WIKIMEDIA, AZTAn internal report released yesterday (August 18) by the US Centers for Disease Control and Prevention (CDC) suggests that the researcher responsible for the contamination of a relatively benign H9N2 bird flu strain with the deadly H5N1 was overworked and in a rush to attend a lab meeting, factors that likely contributed to the mistake. The report also notes that the accident most likely occurred in mid-January, though the contamination was not discovered until months later, after US Department of Agriculture (USDA) researchers who had received an H9N2 sample from the CDC reported that their test chickens died. The incident was made public by CDC Director Thomas Frieden in July in the wake of other high-profile lab safety lapses.

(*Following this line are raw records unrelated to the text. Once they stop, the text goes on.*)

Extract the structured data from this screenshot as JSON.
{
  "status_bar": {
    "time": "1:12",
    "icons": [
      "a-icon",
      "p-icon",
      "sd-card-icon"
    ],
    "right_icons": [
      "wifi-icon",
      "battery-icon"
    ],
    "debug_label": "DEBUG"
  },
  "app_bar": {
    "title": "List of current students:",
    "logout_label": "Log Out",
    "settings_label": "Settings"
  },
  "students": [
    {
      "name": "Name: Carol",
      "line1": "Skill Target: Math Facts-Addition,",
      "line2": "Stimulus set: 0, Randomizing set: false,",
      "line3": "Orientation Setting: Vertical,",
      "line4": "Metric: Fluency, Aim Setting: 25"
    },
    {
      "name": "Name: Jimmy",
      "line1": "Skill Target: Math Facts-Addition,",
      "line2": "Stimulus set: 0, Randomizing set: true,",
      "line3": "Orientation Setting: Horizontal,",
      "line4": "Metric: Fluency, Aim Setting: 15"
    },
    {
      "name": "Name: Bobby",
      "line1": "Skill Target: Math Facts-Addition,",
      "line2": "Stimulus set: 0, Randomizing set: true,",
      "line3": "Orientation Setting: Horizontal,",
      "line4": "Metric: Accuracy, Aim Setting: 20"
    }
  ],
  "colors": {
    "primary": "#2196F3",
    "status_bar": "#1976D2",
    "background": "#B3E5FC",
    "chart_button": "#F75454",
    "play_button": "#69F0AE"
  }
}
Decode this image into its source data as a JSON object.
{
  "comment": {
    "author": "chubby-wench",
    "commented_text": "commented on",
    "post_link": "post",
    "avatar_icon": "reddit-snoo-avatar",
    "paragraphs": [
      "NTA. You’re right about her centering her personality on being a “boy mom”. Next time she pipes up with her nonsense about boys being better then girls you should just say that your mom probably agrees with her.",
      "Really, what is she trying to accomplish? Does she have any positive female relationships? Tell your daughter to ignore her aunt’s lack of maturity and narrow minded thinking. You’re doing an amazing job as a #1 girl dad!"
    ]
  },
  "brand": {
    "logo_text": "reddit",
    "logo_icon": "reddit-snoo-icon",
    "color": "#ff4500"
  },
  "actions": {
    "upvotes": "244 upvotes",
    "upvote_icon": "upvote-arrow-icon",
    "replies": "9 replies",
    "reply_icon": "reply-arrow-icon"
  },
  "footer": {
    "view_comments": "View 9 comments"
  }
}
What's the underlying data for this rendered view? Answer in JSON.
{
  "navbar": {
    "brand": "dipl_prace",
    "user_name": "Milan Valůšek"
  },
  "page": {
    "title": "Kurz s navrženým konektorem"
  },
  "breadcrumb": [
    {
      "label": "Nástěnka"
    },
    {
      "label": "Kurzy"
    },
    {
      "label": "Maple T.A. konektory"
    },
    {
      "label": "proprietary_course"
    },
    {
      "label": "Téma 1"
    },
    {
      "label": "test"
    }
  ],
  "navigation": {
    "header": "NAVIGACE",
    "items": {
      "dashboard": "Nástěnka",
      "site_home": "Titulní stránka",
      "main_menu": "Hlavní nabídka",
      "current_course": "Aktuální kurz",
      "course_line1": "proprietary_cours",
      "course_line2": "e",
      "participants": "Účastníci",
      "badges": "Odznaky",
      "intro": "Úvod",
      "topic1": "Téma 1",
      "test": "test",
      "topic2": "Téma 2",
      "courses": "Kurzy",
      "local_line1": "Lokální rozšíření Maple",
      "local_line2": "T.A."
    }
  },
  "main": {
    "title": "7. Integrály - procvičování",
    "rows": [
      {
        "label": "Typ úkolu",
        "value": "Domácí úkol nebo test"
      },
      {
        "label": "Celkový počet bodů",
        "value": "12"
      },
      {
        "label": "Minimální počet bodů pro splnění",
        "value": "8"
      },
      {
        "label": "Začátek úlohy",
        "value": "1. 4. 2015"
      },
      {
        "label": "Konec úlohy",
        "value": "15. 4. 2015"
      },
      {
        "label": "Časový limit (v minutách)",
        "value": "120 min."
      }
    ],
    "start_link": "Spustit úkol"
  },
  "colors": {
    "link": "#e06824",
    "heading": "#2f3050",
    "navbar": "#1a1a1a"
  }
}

The incident is “unacceptable,” CDC’s Anne Schuchat, director of the agency’s National Center for Immunization and Respiratory Diseases, told USA Today. “We just don’t think shortcuts are permissible when working with these kinds of dangerous pathogens.”

According to the report, the researcher did not follow proper decontamination protocols while working with both bird flu strains under the same biosafety cabinet. In addition to a lab meeting at noon that the researcher was rushing to, he or she was also dealing with a “heavy workload” as the group worked to prepare data for a World Health Organization vaccine meeting in February.

The H9N2 sample was sent to the USDA on March 12, and word of the contamination made it back to the CDC on May 23, a delay that may have resulted “in part from unclear CDC rules for reporting incidents with select agents,” ScienceInsider reported.


Add a Comment

Avatar of: You



Sign In with your LabX Media Group Passport to leave a comment

Not a member? Register Now!

LabX Media Group Passport Logo

Popular Now

  1. Henrietta Lacks’s Family Seeks Compensation
  2. Broad Wins CRISPR Patent Interference Case
    Daily News Broad Wins CRISPR Patent Interference Case

    The USPTO’s Patent Trial and Appeal Board has ruled in favor of the Broad Institute of MIT and Harvard retaining intellectual property rights covered by its patents for CRISPR gene-editing technology.

  3. Humans Never Stopped Evolving
    Features Humans Never Stopped Evolving

    The emergence of blood abnormalities, an adult ability to digest milk, and changes in our physical appearance point to the continued evolution of the human race.

  4. Abundant Sequence Errors in Public Databases
Business Birmingham